Attitudes of Gall to Gaedhel in Scotland before John of Fordun
Mìorun Mòr nan Gall, ‘The Great Ill-Will of the Lowlander’? Lowland Perceptions of the Highlands, Medieval and Modern (2007)
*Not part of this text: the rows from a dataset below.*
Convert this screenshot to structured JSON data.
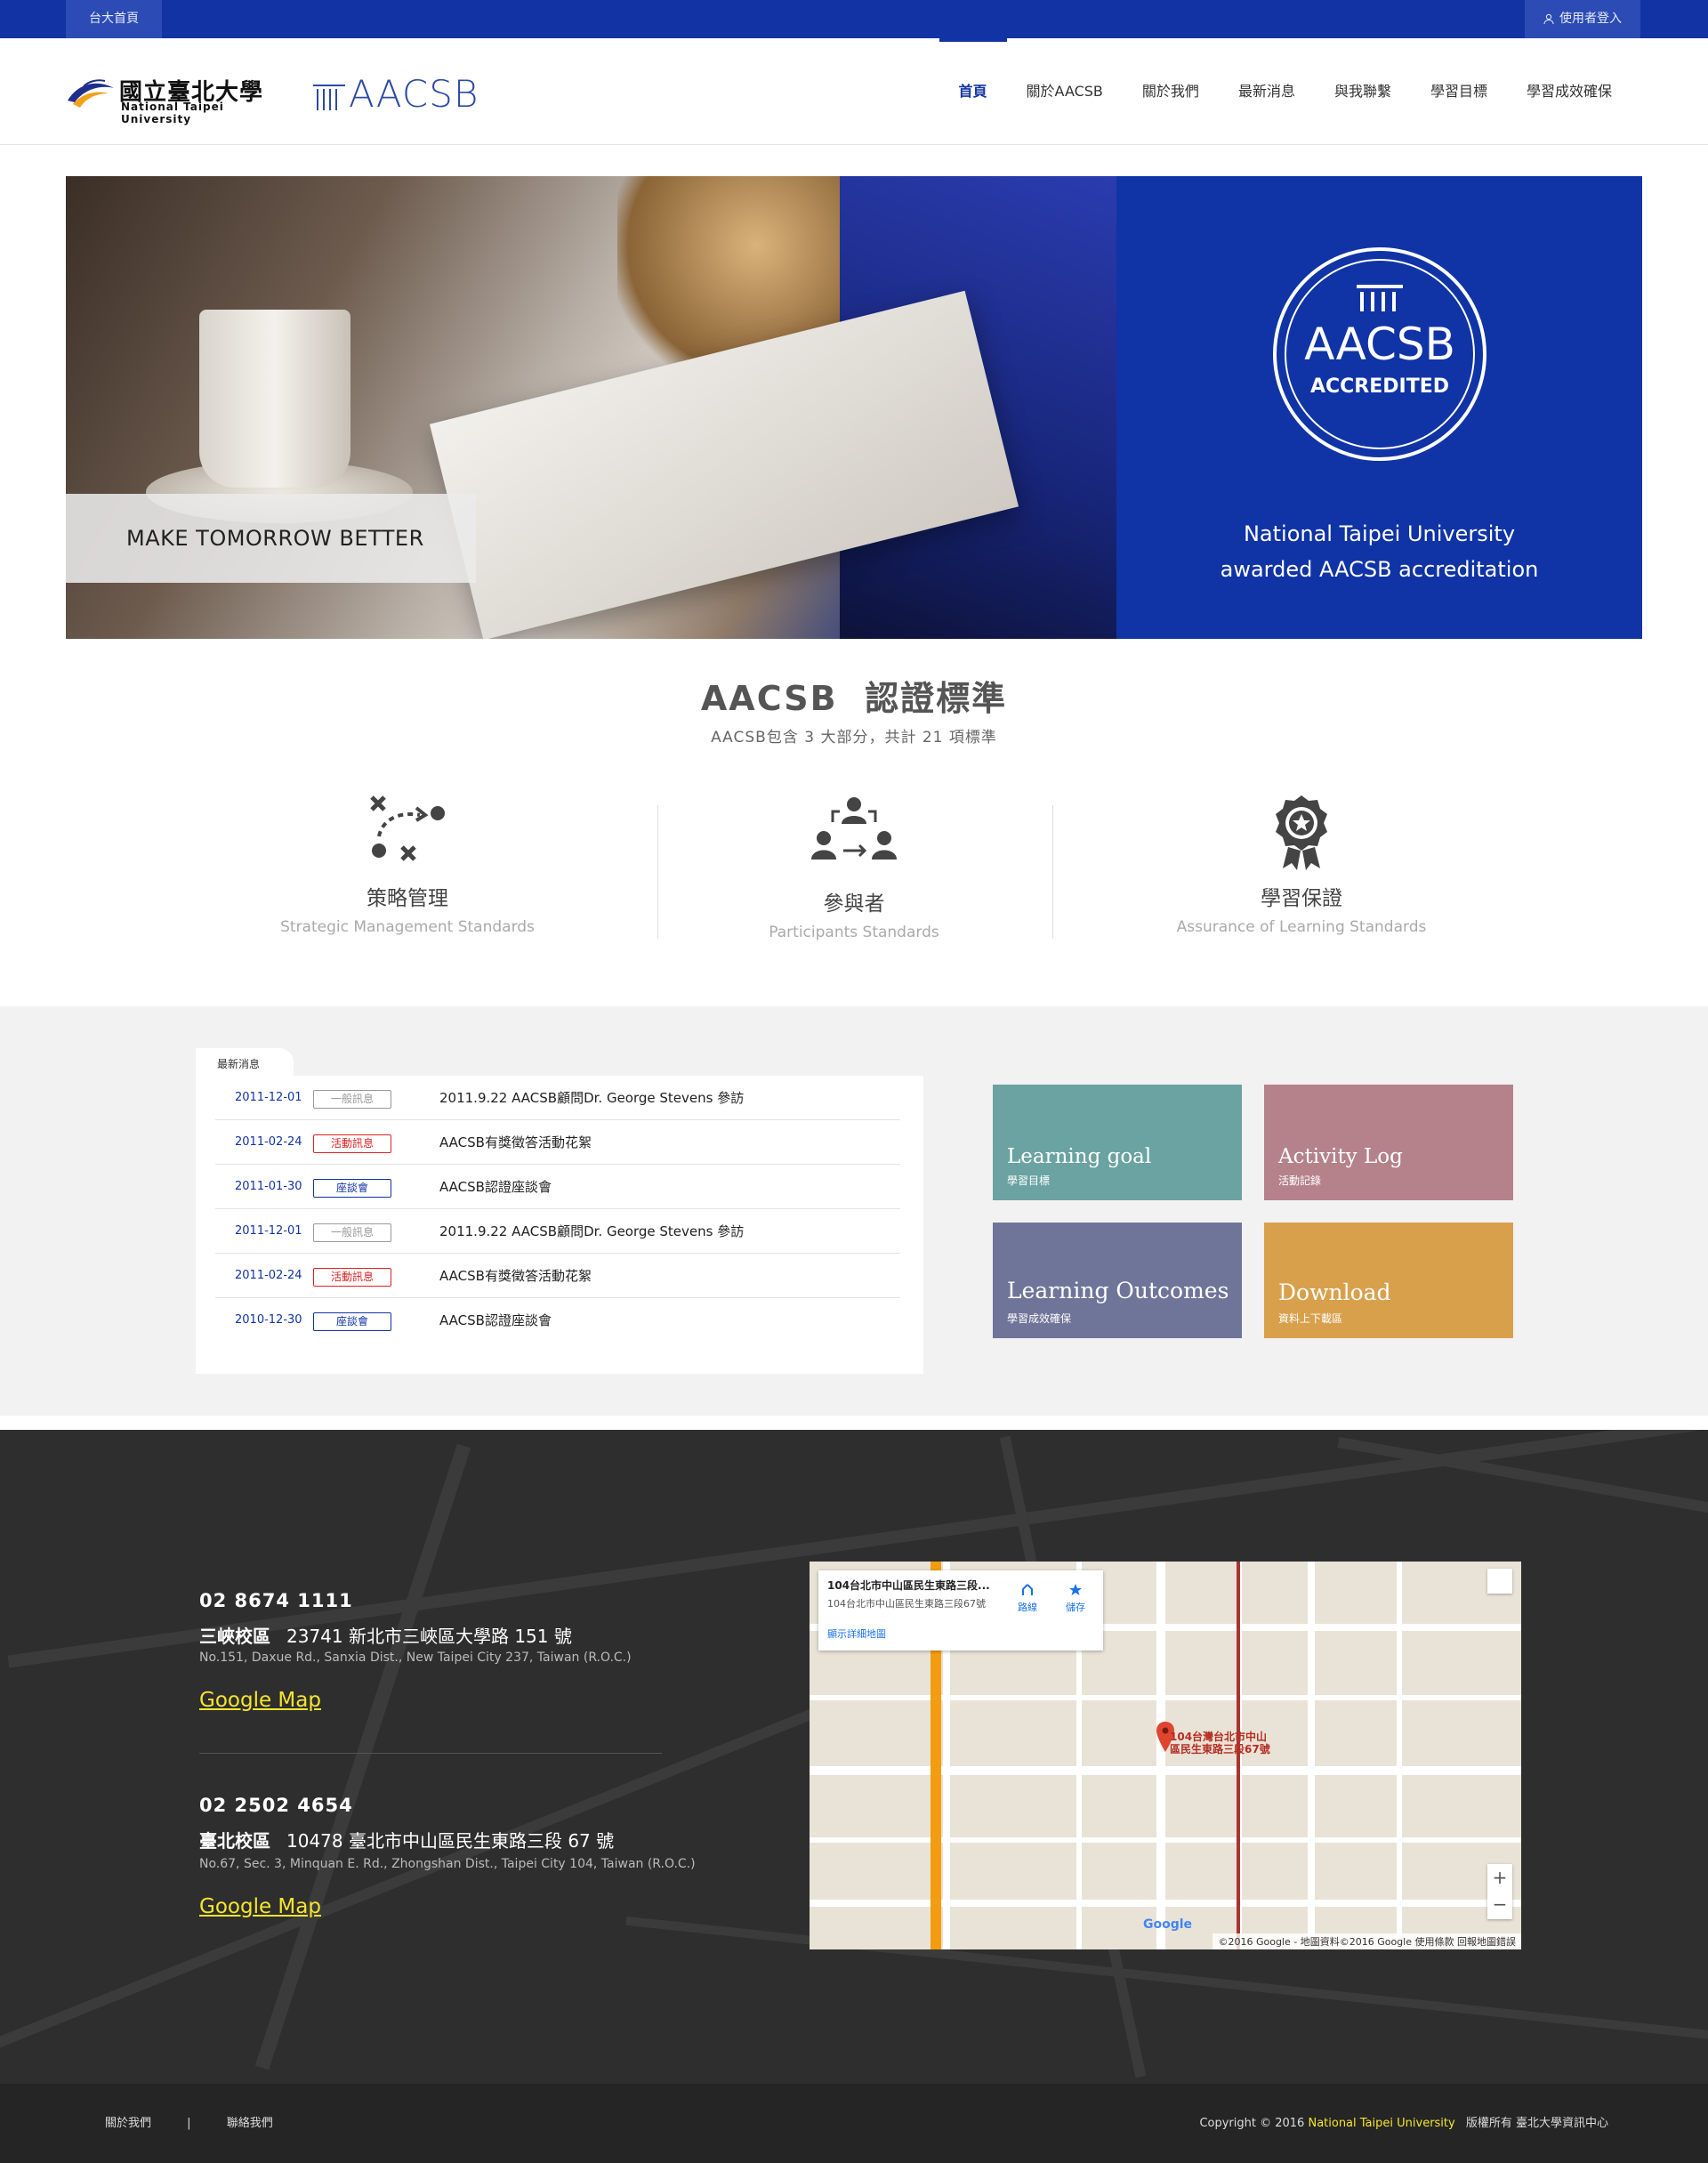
{
  "topbar": {
    "home": "台大首頁",
    "login": "使用者登入"
  },
  "logo": {
    "ntpu_zh": "國立臺北大學",
    "ntpu_en": "National Taipei University",
    "aacsb": "AACSB"
  },
  "nav": [
    "首頁",
    "關於AACSB",
    "關於我們",
    "最新消息",
    "與我聯繫",
    "學習目標",
    "學習成效確保"
  ],
  "hero": {
    "slogan": "MAKE TOMORROW BETTER",
    "badge_top": "AACSB",
    "badge_bottom": "ACCREDITED",
    "line1": "National Taipei University",
    "line2": "awarded AACSB accreditation"
  },
  "standards": {
    "title": "AACSB  認證標準",
    "subtitle": "AACSB包含 3 大部分，共計 21 項標準",
    "items": [
      {
        "zh": "策略管理",
        "en": "Strategic Management Standards",
        "icon": "strategy-icon"
      },
      {
        "zh": "參與者",
        "en": "Participants Standards",
        "icon": "people-icon"
      },
      {
        "zh": "學習保證",
        "en": "Assurance of Learning Standards",
        "icon": "award-icon"
      }
    ]
  },
  "news": {
    "tab": "最新消息",
    "rows": [
      {
        "date": "2011-12-01",
        "tag": "一般訊息",
        "title": "2011.9.22 AACSB顧問Dr. George Stevens 參訪"
      },
      {
        "date": "2011-02-24",
        "tag": "活動訊息",
        "title": "AACSB有獎徵答活動花絮"
      },
      {
        "date": "2011-01-30",
        "tag": "座談會",
        "title": "AACSB認證座談會"
      },
      {
        "date": "2011-12-01",
        "tag": "一般訊息",
        "title": "2011.9.22 AACSB顧問Dr. George Stevens 參訪"
      },
      {
        "date": "2011-02-24",
        "tag": "活動訊息",
        "title": "AACSB有獎徵答活動花絮"
      },
      {
        "date": "2010-12-30",
        "tag": "座談會",
        "title": "AACSB認證座談會"
      }
    ]
  },
  "tiles": [
    {
      "en": "Learning goal",
      "zh": "學習目標",
      "color": "#6aa3a1"
    },
    {
      "en": "Activity Log",
      "zh": "活動記錄",
      "color": "#b5828b"
    },
    {
      "en": "Learning Outcomes",
      "zh": "學習成效確保",
      "color": "#6f7599"
    },
    {
      "en": "Download",
      "zh": "資料上下載區",
      "color": "#d9a04c"
    }
  ],
  "contact": {
    "phone1": "02 8674 1111",
    "campus1": "三峽校區",
    "addr1": "23741 新北市三峽區大學路 151 號",
    "addr1_en": "No.151, Daxue Rd., Sanxia Dist., New Taipei City 237, Taiwan (R.O.C.)",
    "map1": "Google Map",
    "phone2": "02 2502 4654",
    "campus2": "臺北校區",
    "addr2": "10478 臺北市中山區民生東路三段 67 號",
    "addr2_en": "No.67, Sec. 3, Minquan E. Rd., Zhongshan Dist., Taipei City 104, Taiwan (R.O.C.)",
    "map2": "Google Map"
  },
  "map": {
    "card_title": "104台北市中山區民生東路三段...",
    "card_addr": "104台北市中山區民生東路三段67號",
    "card_link": "顯示詳細地圖",
    "directions": "路線",
    "save": "儲存",
    "pin_label_1": "104台灣台北市中山",
    "pin_label_2": "區民生東路三段67號",
    "google": "Google",
    "copyright": "©2016 Google - 地圖資料©2016 Google   使用條款   回報地圖錯誤"
  },
  "footer": {
    "about": "關於我們",
    "sep": "|",
    "contact": "聯絡我們",
    "copy_pre": "Copyright © 2016",
    "copy_name": "National Taipei University",
    "copy_post": "版權所有 臺北大學資訊中心"
  },
  "colors": {
    "brand": "#1133a3",
    "accent_yellow": "#f6e52b"
  }
}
It is generally held that the idea of Scotland’s division between Gaelic ‘Highlands’ and Scots or English ‘Lowlands’ can be traced no further back than the mid-to late fourteenth century. One example of the association of the Gaelic language with the highlands from this period is found in Scalacronica (‘Ladder Chronicle’), a chronicle in French by the Northumbrian knight, Sir Thomas Grey. Grey and his father had close associations with Scotland, and so he cannot be treated simply as representing an outsider’s point of view. His Scottish material is likely to have been written sometime between October 1355 and October 1359. He described how the Picts had no wives and so acquired them from Ireland, ‘on condition that their offspring would speak Irish, which language remains to this day in the highlands among those who are called Scots’. There is also an example from the ‘Highlands’ themselves.